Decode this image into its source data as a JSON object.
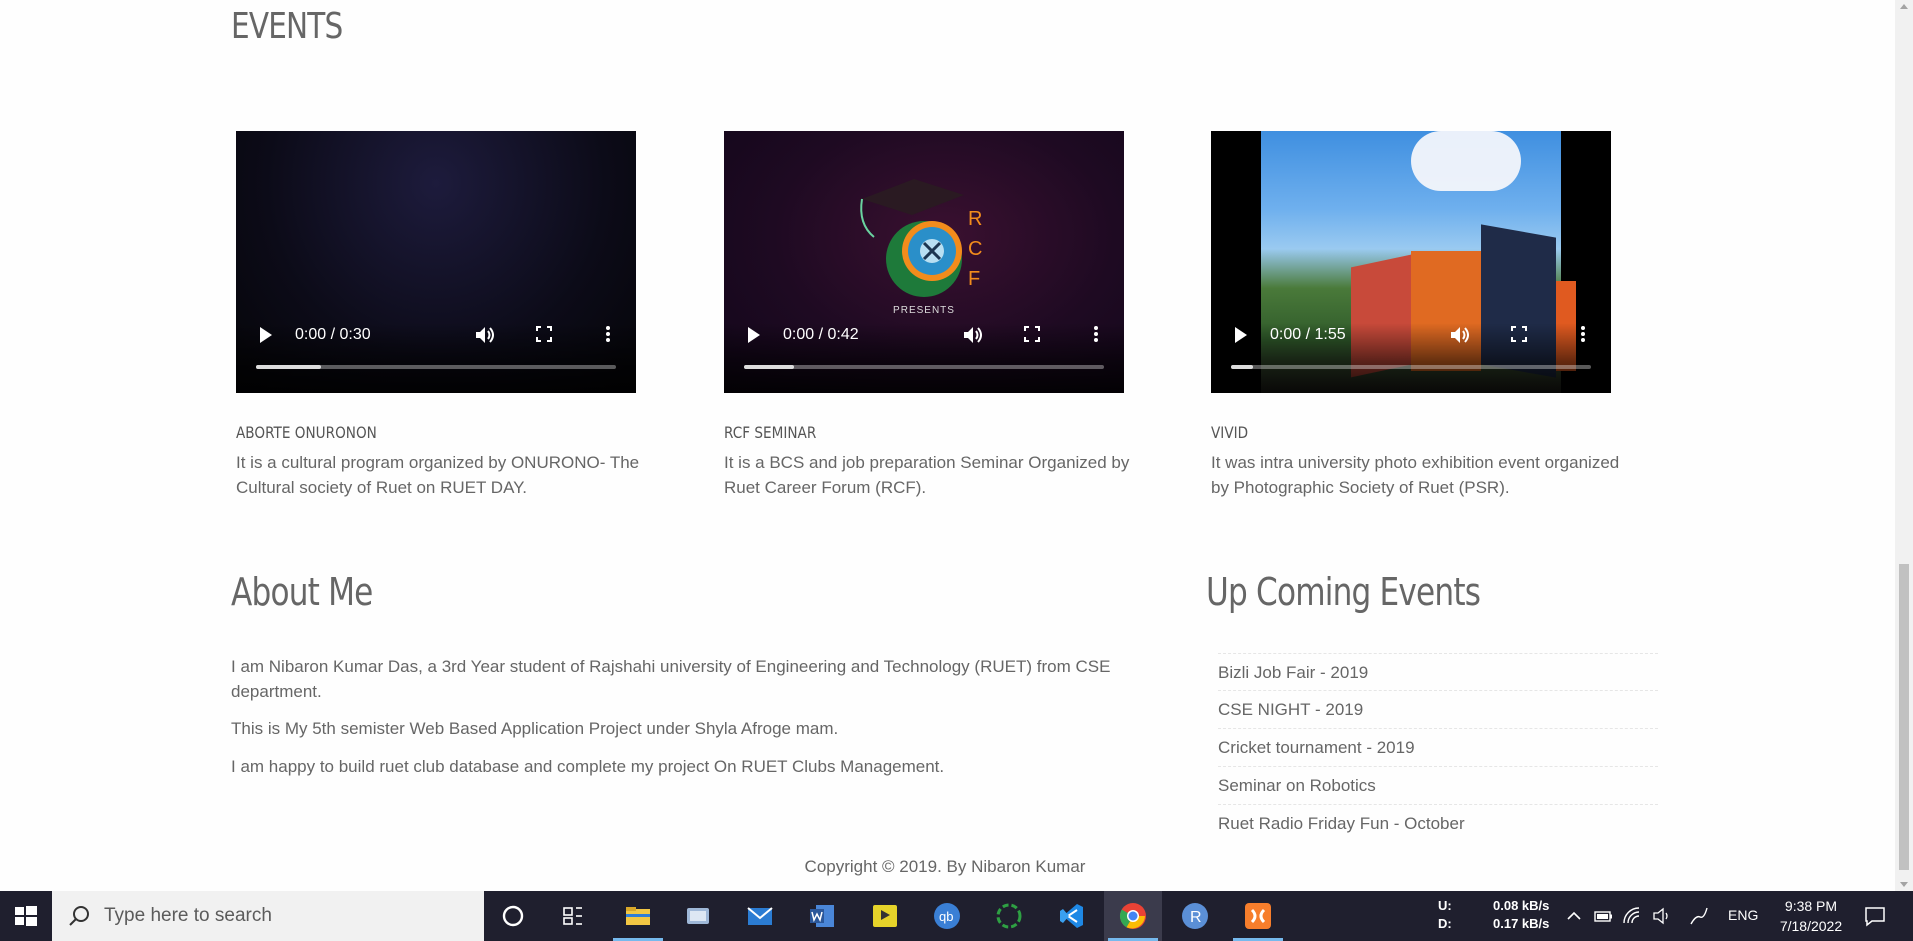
{
  "page": {
    "events_heading": "EVENTS",
    "events": [
      {
        "title": "ABORTE ONURONON",
        "description": "It is a cultural program organized by ONURONO- The Cultural society of Ruet on RUET DAY.",
        "video_time": "0:00 / 0:30",
        "buffered": 0.18
      },
      {
        "title": "RCF SEMINAR",
        "description": "It is a BCS and job preparation Seminar Organized by Ruet Career Forum (RCF).",
        "video_time": "0:00 / 0:42",
        "buffered": 0.14,
        "overlay_text": "PRESENTS",
        "logo_letters": [
          "R",
          "C",
          "F"
        ]
      },
      {
        "title": "VIVID",
        "description": "It was intra university photo exhibition event organized by Photographic Society of Ruet (PSR).",
        "video_time": "0:00 / 1:55",
        "buffered": 0.06
      }
    ],
    "about": {
      "heading": "About Me",
      "paragraphs": [
        "I am Nibaron Kumar Das, a 3rd Year student of Rajshahi university of Engineering and Technology (RUET) from CSE department.",
        "This is My 5th semister Web Based Application Project under Shyla Afroge mam.",
        "I am happy to build ruet club database and complete my project On RUET Clubs Management."
      ]
    },
    "upcoming": {
      "heading": "Up Coming Events",
      "items": [
        "Bizli Job Fair - 2019",
        "CSE NIGHT - 2019",
        "Cricket tournament - 2019",
        "Seminar on Robotics",
        "Ruet Radio Friday Fun - October"
      ]
    },
    "copyright": "Copyright © 2019. By Nibaron Kumar"
  },
  "taskbar": {
    "search_placeholder": "Type here to search",
    "apps": [
      {
        "name": "cortana-icon",
        "color": "#ffffff"
      },
      {
        "name": "task-view-icon",
        "color": "#ffffff"
      },
      {
        "name": "file-explorer-icon",
        "color": "#f2c744"
      },
      {
        "name": "photos-app-icon",
        "color": "#9fb8d8"
      },
      {
        "name": "mail-icon",
        "color": "#2b7cd3"
      },
      {
        "name": "word-icon",
        "color": "#2b579a"
      },
      {
        "name": "kmplayer-icon",
        "color": "#e6d32a"
      },
      {
        "name": "qbittorrent-icon",
        "color": "#3a7fd5"
      },
      {
        "name": "sync-app-icon",
        "color": "#2ea043"
      },
      {
        "name": "vscode-icon",
        "color": "#1e88e5"
      },
      {
        "name": "chrome-icon",
        "color": "#e94235"
      },
      {
        "name": "r-language-icon",
        "color": "#5b8fd6"
      },
      {
        "name": "xampp-icon",
        "color": "#f77e2c"
      }
    ],
    "net_upload_label": "U:",
    "net_upload_value": "0.08 kB/s",
    "net_download_label": "D:",
    "net_download_value": "0.17 kB/s",
    "language": "ENG",
    "time": "9:38 PM",
    "date": "7/18/2022"
  }
}
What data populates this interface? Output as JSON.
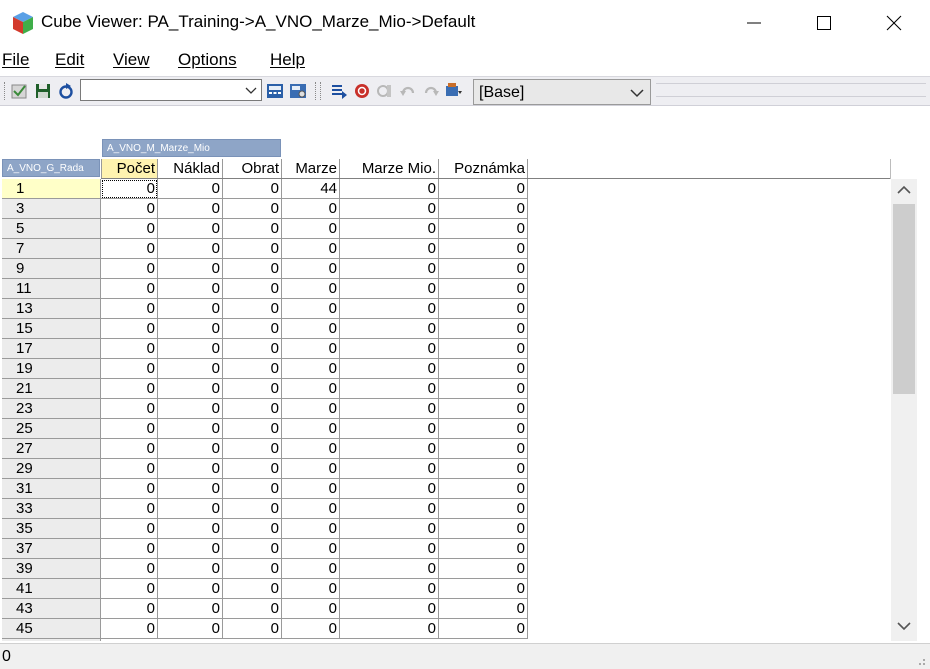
{
  "window": {
    "title": "Cube Viewer: PA_Training->A_VNO_Marze_Mio->Default",
    "icons": [
      "cube-app-icon",
      "minimize-icon",
      "maximize-icon",
      "close-icon"
    ]
  },
  "menu": {
    "items": [
      {
        "label": "File"
      },
      {
        "label": "Edit"
      },
      {
        "label": "View"
      },
      {
        "label": "Options"
      },
      {
        "label": "Help"
      }
    ]
  },
  "toolbar": {
    "subset_combo_value": "",
    "view_combo_value": "[Base]",
    "icons": [
      "check-icon",
      "save-icon",
      "recalculate-icon",
      "dropdown-arrow-icon",
      "calculator-icon",
      "calculator-settings-icon",
      "export-icon",
      "stop-icon",
      "sandbox-icon",
      "undo-icon",
      "redo-icon",
      "commit-icon"
    ]
  },
  "grid": {
    "column_dimension": "A_VNO_M_Marze_Mio",
    "row_dimension": "A_VNO_G_Rada",
    "columns": [
      "Počet",
      "Náklad",
      "Obrat",
      "Marze",
      "Marze  Mio.",
      "Poznámka"
    ],
    "rows": [
      {
        "label": "1",
        "values": [
          "0",
          "0",
          "0",
          "44",
          "0",
          "0"
        ]
      },
      {
        "label": "3",
        "values": [
          "0",
          "0",
          "0",
          "0",
          "0",
          "0"
        ]
      },
      {
        "label": "5",
        "values": [
          "0",
          "0",
          "0",
          "0",
          "0",
          "0"
        ]
      },
      {
        "label": "7",
        "values": [
          "0",
          "0",
          "0",
          "0",
          "0",
          "0"
        ]
      },
      {
        "label": "9",
        "values": [
          "0",
          "0",
          "0",
          "0",
          "0",
          "0"
        ]
      },
      {
        "label": "11",
        "values": [
          "0",
          "0",
          "0",
          "0",
          "0",
          "0"
        ]
      },
      {
        "label": "13",
        "values": [
          "0",
          "0",
          "0",
          "0",
          "0",
          "0"
        ]
      },
      {
        "label": "15",
        "values": [
          "0",
          "0",
          "0",
          "0",
          "0",
          "0"
        ]
      },
      {
        "label": "17",
        "values": [
          "0",
          "0",
          "0",
          "0",
          "0",
          "0"
        ]
      },
      {
        "label": "19",
        "values": [
          "0",
          "0",
          "0",
          "0",
          "0",
          "0"
        ]
      },
      {
        "label": "21",
        "values": [
          "0",
          "0",
          "0",
          "0",
          "0",
          "0"
        ]
      },
      {
        "label": "23",
        "values": [
          "0",
          "0",
          "0",
          "0",
          "0",
          "0"
        ]
      },
      {
        "label": "25",
        "values": [
          "0",
          "0",
          "0",
          "0",
          "0",
          "0"
        ]
      },
      {
        "label": "27",
        "values": [
          "0",
          "0",
          "0",
          "0",
          "0",
          "0"
        ]
      },
      {
        "label": "29",
        "values": [
          "0",
          "0",
          "0",
          "0",
          "0",
          "0"
        ]
      },
      {
        "label": "31",
        "values": [
          "0",
          "0",
          "0",
          "0",
          "0",
          "0"
        ]
      },
      {
        "label": "33",
        "values": [
          "0",
          "0",
          "0",
          "0",
          "0",
          "0"
        ]
      },
      {
        "label": "35",
        "values": [
          "0",
          "0",
          "0",
          "0",
          "0",
          "0"
        ]
      },
      {
        "label": "37",
        "values": [
          "0",
          "0",
          "0",
          "0",
          "0",
          "0"
        ]
      },
      {
        "label": "39",
        "values": [
          "0",
          "0",
          "0",
          "0",
          "0",
          "0"
        ]
      },
      {
        "label": "41",
        "values": [
          "0",
          "0",
          "0",
          "0",
          "0",
          "0"
        ]
      },
      {
        "label": "43",
        "values": [
          "0",
          "0",
          "0",
          "0",
          "0",
          "0"
        ]
      },
      {
        "label": "45",
        "values": [
          "0",
          "0",
          "0",
          "0",
          "0",
          "0"
        ]
      }
    ]
  },
  "status": {
    "text": "0"
  },
  "colors": {
    "dimension_label_bg": "#8ea5c7",
    "header_highlight": "#fff3b0",
    "row_highlight": "#ffffc8"
  }
}
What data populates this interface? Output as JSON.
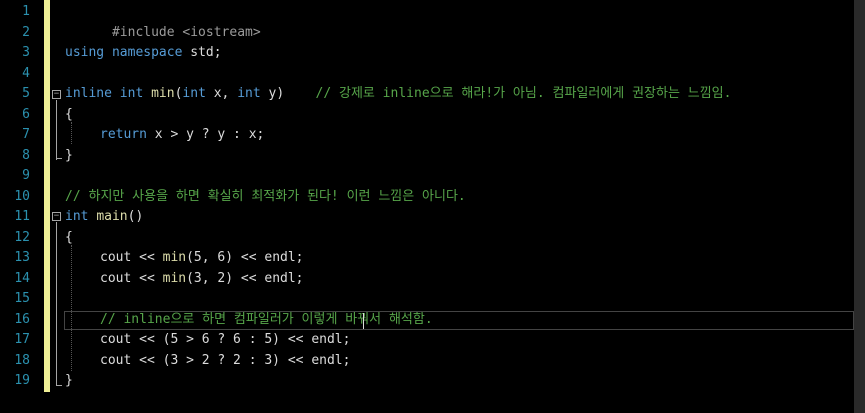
{
  "editor": {
    "line_numbers": [
      "1",
      "2",
      "3",
      "4",
      "5",
      "6",
      "7",
      "8",
      "9",
      "10",
      "11",
      "12",
      "13",
      "14",
      "15",
      "16",
      "17",
      "18",
      "19"
    ],
    "lines": {
      "l1": "#include <iostream>",
      "l3_kw1": "using",
      "l3_kw2": "namespace",
      "l3_rest": " std;",
      "l5_kw1": "inline",
      "l5_kw2": "int",
      "l5_fn": "min",
      "l5_p1": "(",
      "l5_kw3": "int",
      "l5_p2": " x, ",
      "l5_kw4": "int",
      "l5_p3": " y)    ",
      "l5_comment": "// 강제로 inline으로 해라!가 아님. 컴파일러에게 권장하는 느낌임.",
      "l6": "{",
      "l7_kw": "return",
      "l7_rest": " x > y ? y : x;",
      "l8": "}",
      "l10_comment": "// 하지만 사용을 하면 확실히 최적화가 된다! 이런 느낌은 아니다.",
      "l11_kw": "int",
      "l11_fn": "main",
      "l11_rest": "()",
      "l12": "{",
      "l13_a": "cout << ",
      "l13_fn": "min",
      "l13_b": "(5, 6) << endl;",
      "l14_a": "cout << ",
      "l14_fn": "min",
      "l14_b": "(3, 2) << endl;",
      "l16_comment": "// inline으로 하면 컴파일러가 이렇게 바꿔서 해석함.",
      "l17": "cout << (5 > 6 ? 6 : 5) << endl;",
      "l18": "cout << (3 > 2 ? 2 : 3) << endl;",
      "l19": "}"
    },
    "fold_glyph": "−",
    "colors": {
      "background": "#000000",
      "line_number": "#2b91af",
      "keyword": "#569cd6",
      "comment": "#57a64a",
      "function": "#dcdcaa",
      "text": "#dcdcdc",
      "change_bar": "#efef96"
    }
  }
}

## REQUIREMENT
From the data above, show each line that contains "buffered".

## ANSWER FOR THE TASK
        "buffered": 0.18
        "buffered": 0.14,
        "buffered": 0.06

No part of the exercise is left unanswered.